Rod Vaughn, Executive Director of Diamond Willow Ministries at Fort Thompson, South Dakota, recently shared the following:

A community member here in Fort Thompson, Billy Joe Sazue posted the video below on his Facebook page today.  Billy Joe is a good man that I first met twenty years ago while he was in high school.  His mother, Roxanne is the Crow Creek Sioux Tribal Chairwoman.  Billy Joe posted this comment with the video:
“I've had non-Indian friends (in a good way) ask me why the reservations are the way they are. My short answer was, "we're a broken people." This is the more detailed reason. A good watch.”
I am not an expert, nor do I certainly claim to speak for any Native American people.  However, I have lived near, or on, a reservation most of my life. The problems and challenges that those living on the reservations in South Dakota face are complex.  The current rash of suicides on the Pine Ridge Reservation is a tragic symptom of these problems.  It is somewhat dated now, but still a true statement, that the Crow Creek Sioux Reservation was declared,
“One of the highest risk environments in the nation for children.  The high-risk status results from multiple factors such as; poverty, lack of proper schooling, generational child abuse and neglect, unemployment, high suicide rate and other environmental conditions.  Currently the children of the Crow Creek Reservation endure inordinately high rates of physical abuse, sexual abuse, alcohol-related neglect, teen pregnancy, child and adult alcohol and drug abuse, alcohol absences and drop-out, and seven times the national rate of suicide and delinquency.”  - Business Research Bureau of the University of South Dakota
I agree with Billy Joe, this video, “America’s Native Prisoners of War”, is a good watch.  The situation here on the Crow Creek Sioux Reservation isn’t identical to that on the Pine Ridge Sioux Reservation.  However this 15-minute video provides a good overview of the U.S. Government’s historical interaction with the Lakota and Dakota people.  You may or may not agree with the speaker’s ultimate conclusion.  However, he makes an excellent and factual presentation that  provides a broader perspective on the current situation.

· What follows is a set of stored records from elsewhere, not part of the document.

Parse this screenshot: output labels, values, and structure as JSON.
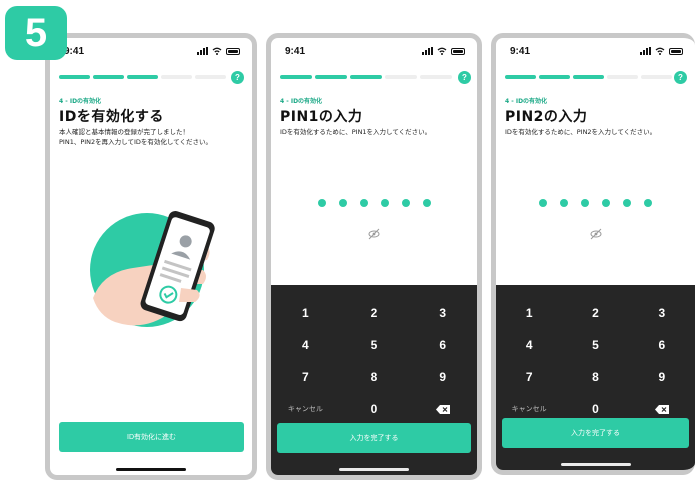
{
  "step_badge": "5",
  "colors": {
    "accent": "#2ecba5",
    "keypad_bg": "#262626",
    "frame": "#c8c8c8"
  },
  "screens": [
    {
      "status_time": "9:41",
      "progress": {
        "total": 5,
        "done": 3
      },
      "help_icon": "?",
      "step_label": "4 - IDの有効化",
      "title": "IDを有効化する",
      "description": "本人確認と基本情報の登録が完了しました！\nPIN1、PIN2を再入力してIDを有効化してください。",
      "illustration": "phone-in-hand-id-card-icon",
      "button_label": "ID有効化に進む"
    },
    {
      "status_time": "9:41",
      "progress": {
        "total": 5,
        "done": 3
      },
      "help_icon": "?",
      "step_label": "4 - IDの有効化",
      "title": "PIN1の入力",
      "description": "IDを有効化するために、PIN1を入力してください。",
      "pin_length": 6,
      "eye_icon": "eye-off-icon",
      "keys": [
        "1",
        "2",
        "3",
        "4",
        "5",
        "6",
        "7",
        "8",
        "9",
        "キャンセル",
        "0",
        "⌫"
      ],
      "button_label": "入力を完了する"
    },
    {
      "status_time": "9:41",
      "progress": {
        "total": 5,
        "done": 3
      },
      "help_icon": "?",
      "step_label": "4 - IDの有効化",
      "title": "PIN2の入力",
      "description": "IDを有効化するために、PIN2を入力してください。",
      "pin_length": 6,
      "eye_icon": "eye-off-icon",
      "keys": [
        "1",
        "2",
        "3",
        "4",
        "5",
        "6",
        "7",
        "8",
        "9",
        "キャンセル",
        "0",
        "⌫"
      ],
      "button_label": "入力を完了する"
    }
  ]
}
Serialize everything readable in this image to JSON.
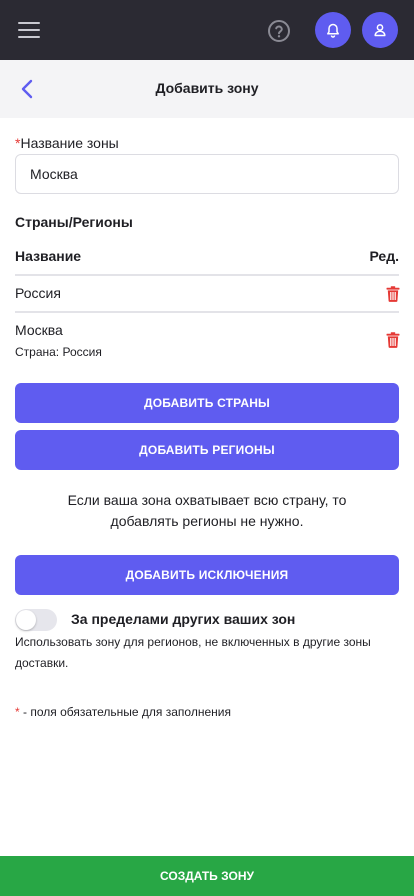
{
  "colors": {
    "topbar": "#2b2a33",
    "accent": "#5f5cf0",
    "danger": "#e53935",
    "success": "#28a745"
  },
  "topbar": {
    "menu_icon": "hamburger-icon",
    "help_icon": "question-circle-icon",
    "notifications_icon": "bell-icon",
    "profile_icon": "user-icon"
  },
  "header": {
    "back_icon": "chevron-left-icon",
    "title": "Добавить зону"
  },
  "form": {
    "zone_name_required_mark": "*",
    "zone_name_label": "Название зоны",
    "zone_name_value": "Москва"
  },
  "regions": {
    "section_title": "Страны/Регионы",
    "column_name": "Название",
    "column_edit": "Ред.",
    "rows": [
      {
        "name": "Россия",
        "sub": ""
      },
      {
        "name": "Москва",
        "sub": "Страна: Россия"
      }
    ]
  },
  "buttons": {
    "add_countries": "ДОБАВИТЬ СТРАНЫ",
    "add_regions": "ДОБАВИТЬ РЕГИОНЫ",
    "add_exclusions": "ДОБАВИТЬ ИСКЛЮЧЕНИЯ",
    "create_zone": "СОЗДАТЬ ЗОНУ"
  },
  "info_text": "Если ваша зона охватывает всю страну, то добавлять регионы не нужно.",
  "outside_zones": {
    "label": "За пределами других ваших зон",
    "description": "Использовать зону для регионов, не включенных в другие зоны доставки.",
    "enabled": false
  },
  "footer_note": {
    "mark": "*",
    "text": " - поля обязательные для заполнения"
  }
}
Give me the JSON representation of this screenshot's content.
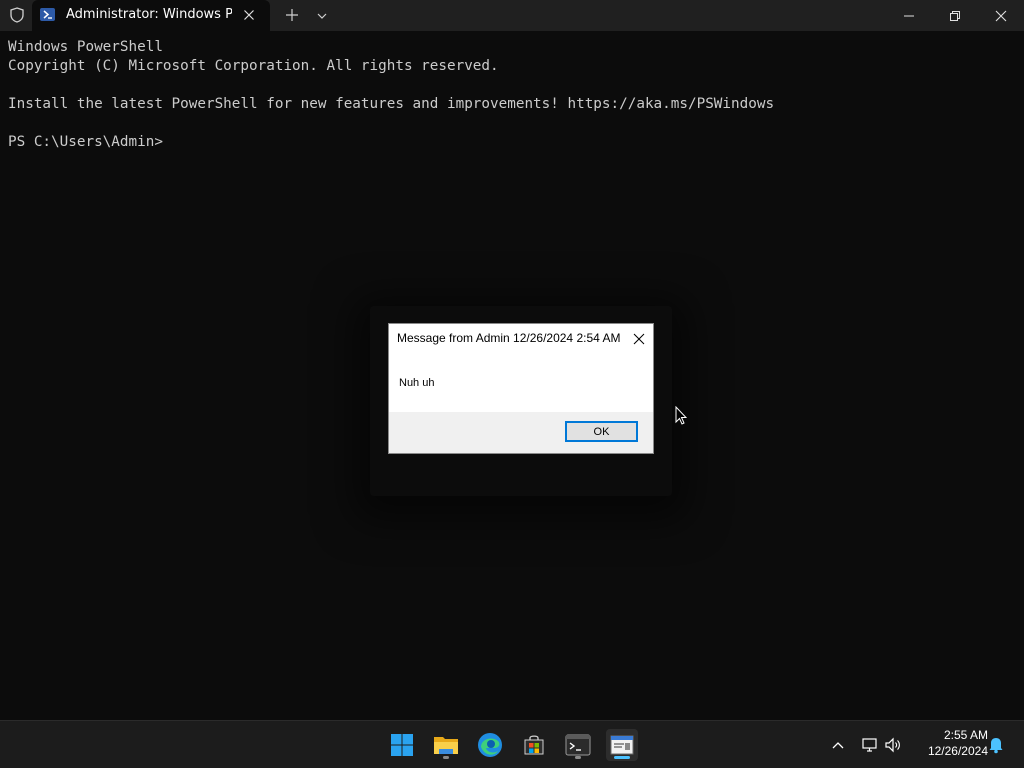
{
  "window": {
    "tab_title": "Administrator: Windows PowerShell",
    "icons": {
      "shield": "shield-icon",
      "tab": "powershell-icon",
      "tab_close": "close-icon",
      "new_tab": "plus-icon",
      "tab_dropdown": "chevron-down-icon",
      "minimize": "minimize-icon",
      "maximize": "restore-icon",
      "close": "close-icon"
    }
  },
  "console": {
    "lines": [
      "Windows PowerShell",
      "Copyright (C) Microsoft Corporation. All rights reserved.",
      "",
      "Install the latest PowerShell for new features and improvements! https://aka.ms/PSWindows",
      "",
      "PS C:\\Users\\Admin>"
    ]
  },
  "dialog": {
    "title": "Message from Admin 12/26/2024 2:54 AM",
    "message": "Nuh uh",
    "ok_label": "OK"
  },
  "taskbar": {
    "apps": [
      {
        "name": "start-button",
        "icon": "windows-logo-icon"
      },
      {
        "name": "file-explorer",
        "icon": "folder-icon"
      },
      {
        "name": "edge",
        "icon": "edge-icon"
      },
      {
        "name": "store",
        "icon": "store-icon"
      },
      {
        "name": "terminal",
        "icon": "terminal-icon"
      },
      {
        "name": "message-window",
        "icon": "message-window-icon"
      }
    ],
    "tray": [
      "chevron-up-icon",
      "network-icon",
      "volume-icon",
      "notification-bell-icon"
    ],
    "time": "2:55 AM",
    "date": "12/26/2024"
  },
  "colors": {
    "console_bg": "#0c0c0c",
    "titlebar_bg": "#202020",
    "taskbar_bg": "#1c1c1c",
    "accent": "#4cc2ff"
  }
}
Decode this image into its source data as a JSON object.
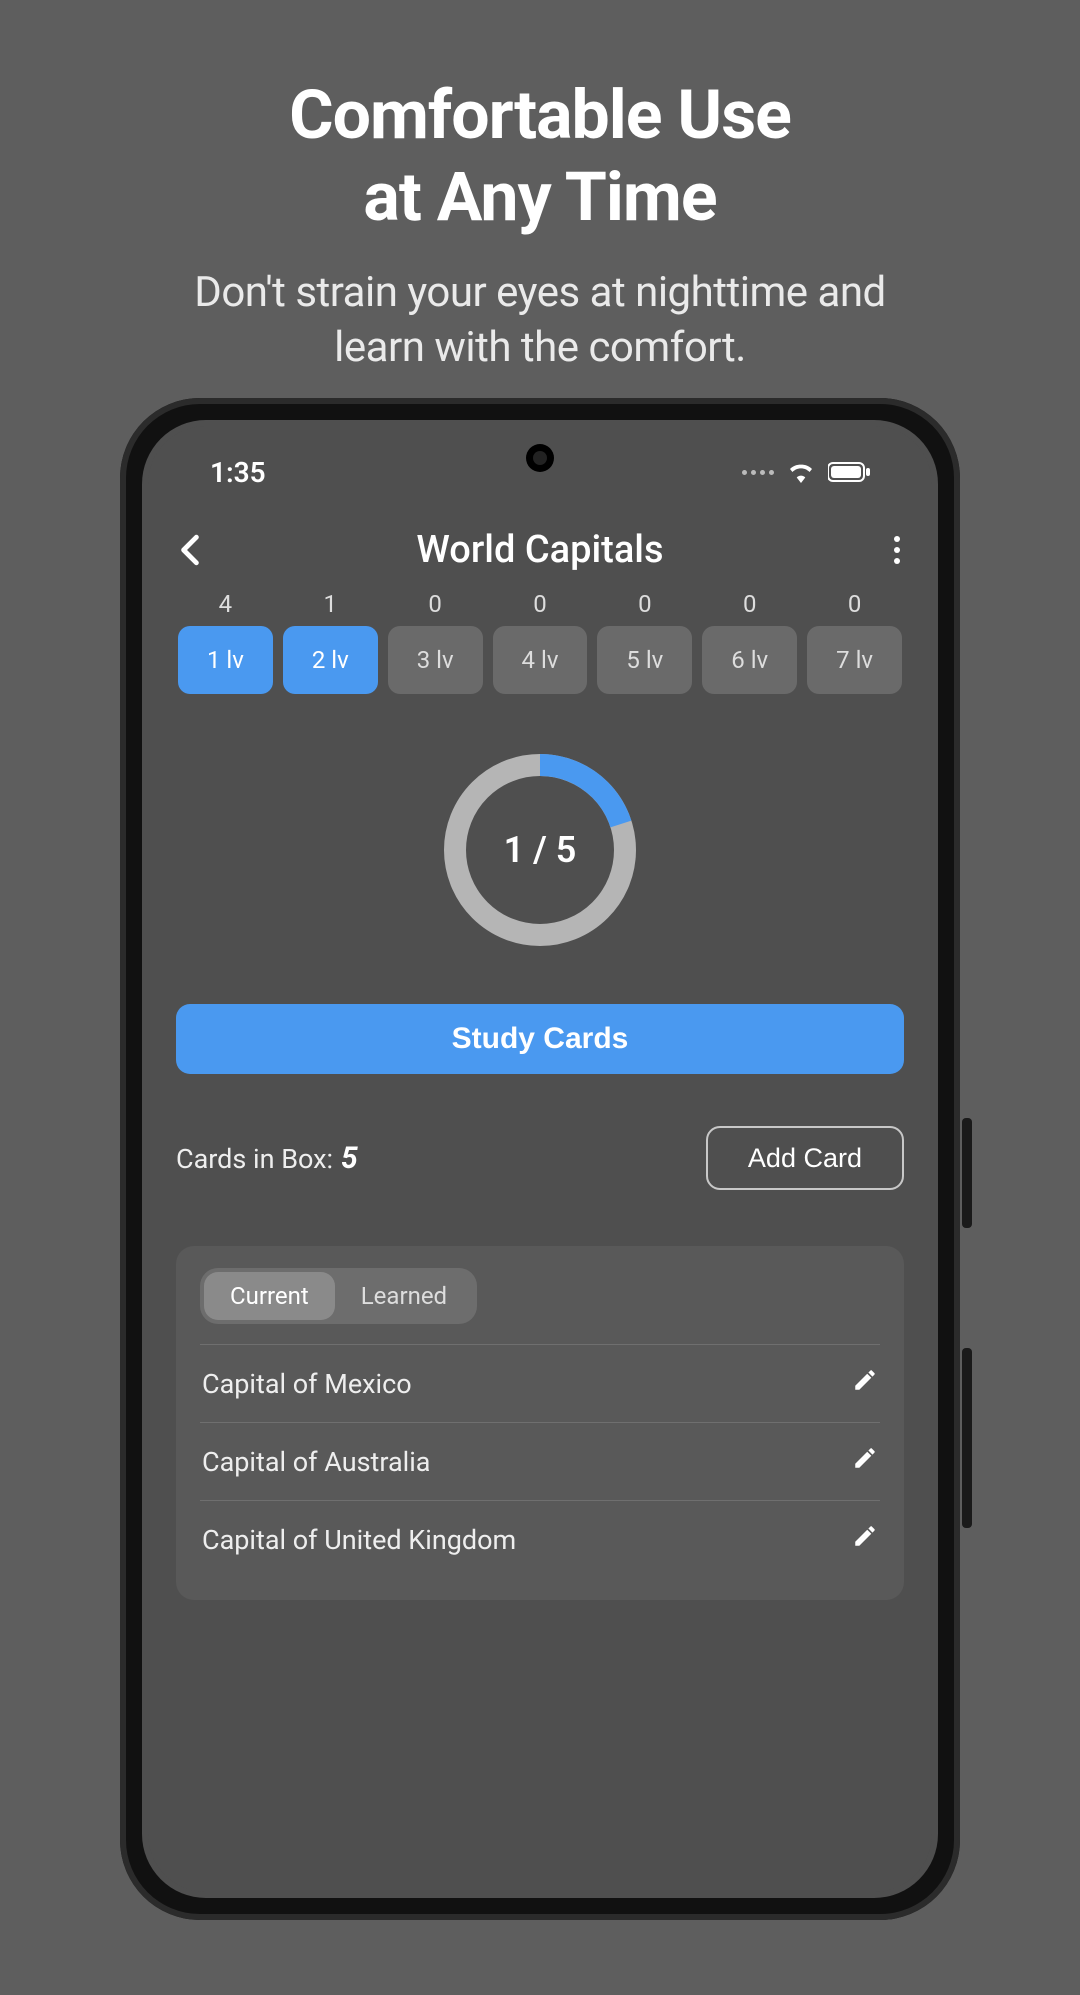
{
  "promo": {
    "title_line1": "Comfortable Use",
    "title_line2": "at Any Time",
    "subtitle_line1": "Don't strain your eyes at nighttime and",
    "subtitle_line2": "learn with the comfort."
  },
  "status": {
    "time": "1:35"
  },
  "header": {
    "title": "World Capitals"
  },
  "levels": [
    {
      "count": "4",
      "label": "1 lv",
      "active": true
    },
    {
      "count": "1",
      "label": "2 lv",
      "active": true
    },
    {
      "count": "0",
      "label": "3 lv",
      "active": false
    },
    {
      "count": "0",
      "label": "4 lv",
      "active": false
    },
    {
      "count": "0",
      "label": "5 lv",
      "active": false
    },
    {
      "count": "0",
      "label": "6 lv",
      "active": false
    },
    {
      "count": "0",
      "label": "7 lv",
      "active": false
    }
  ],
  "progress": {
    "text": "1 / 5",
    "percent": 20
  },
  "actions": {
    "study_label": "Study Cards",
    "add_label": "Add Card"
  },
  "box": {
    "label": "Cards in Box:",
    "count": "5"
  },
  "tabs": {
    "current": "Current",
    "learned": "Learned"
  },
  "cards": [
    {
      "title": "Capital of Mexico"
    },
    {
      "title": "Capital of Australia"
    },
    {
      "title": "Capital of United Kingdom"
    }
  ]
}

Rod Vaughn

Take a few minutes to watch this video so that we all might have greater understanding to the history of the Native people and so that our compassion for them might move us to greater action.